- [TASK TO CARRY OUT] Determine how many lines in the records hold "this", and give that number with nothing added.

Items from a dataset
┏━━
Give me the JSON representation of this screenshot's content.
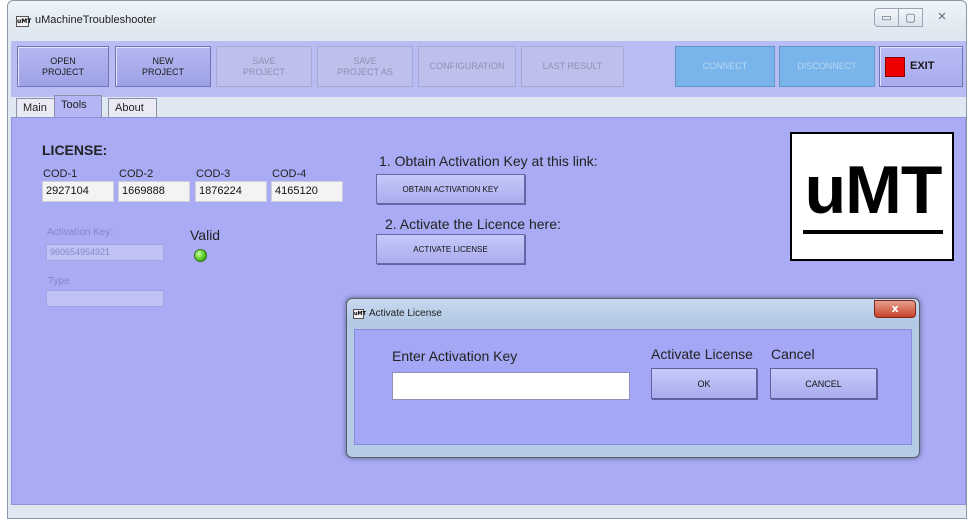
{
  "window": {
    "title": "uMachineTroubleshooter",
    "icon_text": "uMT",
    "controls": {
      "minimize": "▭",
      "maximize": "▢",
      "close": "✕"
    }
  },
  "toolbar": {
    "open_project": "OPEN\nPROJECT",
    "new_project": "NEW\nPROJECT",
    "save_project": "SAVE\nPROJECT",
    "save_project_as": "SAVE\nPROJECT AS",
    "configuration": "CONFIGURATION",
    "last_result": "LAST RESULT",
    "connect": "CONNECT",
    "disconnect": "DISCONNECT",
    "exit": "EXIT"
  },
  "tabs": [
    "Main",
    "Tools",
    "About"
  ],
  "active_tab": "Tools",
  "license": {
    "title": "LICENSE:",
    "codes": [
      {
        "label": "COD-1",
        "value": "2927104"
      },
      {
        "label": "COD-2",
        "value": "1669888"
      },
      {
        "label": "COD-3",
        "value": "1876224"
      },
      {
        "label": "COD-4",
        "value": "4165120"
      }
    ],
    "activation_key_label": "Activation Key:",
    "activation_key_value": "960654954921",
    "type_label": "Type",
    "type_value": "",
    "status_label": "Valid",
    "status_color": "#4dc21b"
  },
  "steps": {
    "step1_label": "1. Obtain Activation Key at this link:",
    "step1_button": "OBTAIN ACTIVATION KEY",
    "step2_label": "2. Activate the Licence here:",
    "step2_button": "ACTIVATE LICENSE"
  },
  "logo": {
    "text": "uMT"
  },
  "dialog": {
    "title": "Activate License",
    "close": "x",
    "key_label": "Enter Activation Key",
    "key_value": "",
    "activate_label": "Activate License",
    "cancel_label": "Cancel",
    "ok_button": "OK",
    "cancel_button": "CANCEL"
  },
  "colors": {
    "panel": "#a9acf5",
    "toolbar": "#b9bcf3",
    "connect_blue": "#79b4ea",
    "exit_red": "#ee0000"
  }
}
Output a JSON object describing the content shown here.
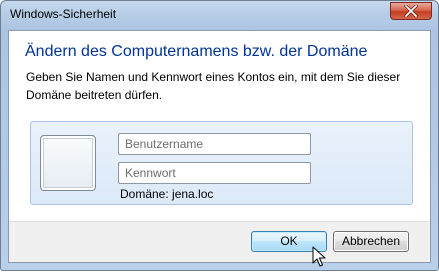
{
  "window": {
    "title": "Windows-Sicherheit",
    "close_icon": "close-icon"
  },
  "dialog": {
    "heading": "Ändern des Computernamens bzw. der Domäne",
    "description": "Geben Sie Namen und Kennwort eines Kontos ein, mit dem Sie dieser Domäne beitreten dürfen."
  },
  "credentials": {
    "user_tile_icon": "user-tile-icon",
    "username": {
      "value": "",
      "placeholder": "Benutzername"
    },
    "password": {
      "value": "",
      "placeholder": "Kennwort"
    },
    "domain_text": "Domäne: jena.loc"
  },
  "buttons": {
    "ok_label": "OK",
    "cancel_label": "Abbrechen"
  },
  "colors": {
    "heading": "#003399",
    "accent_blue": "#3c7fb1",
    "close_red": "#c33f22"
  }
}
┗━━
- [TASK OUTPUT] 2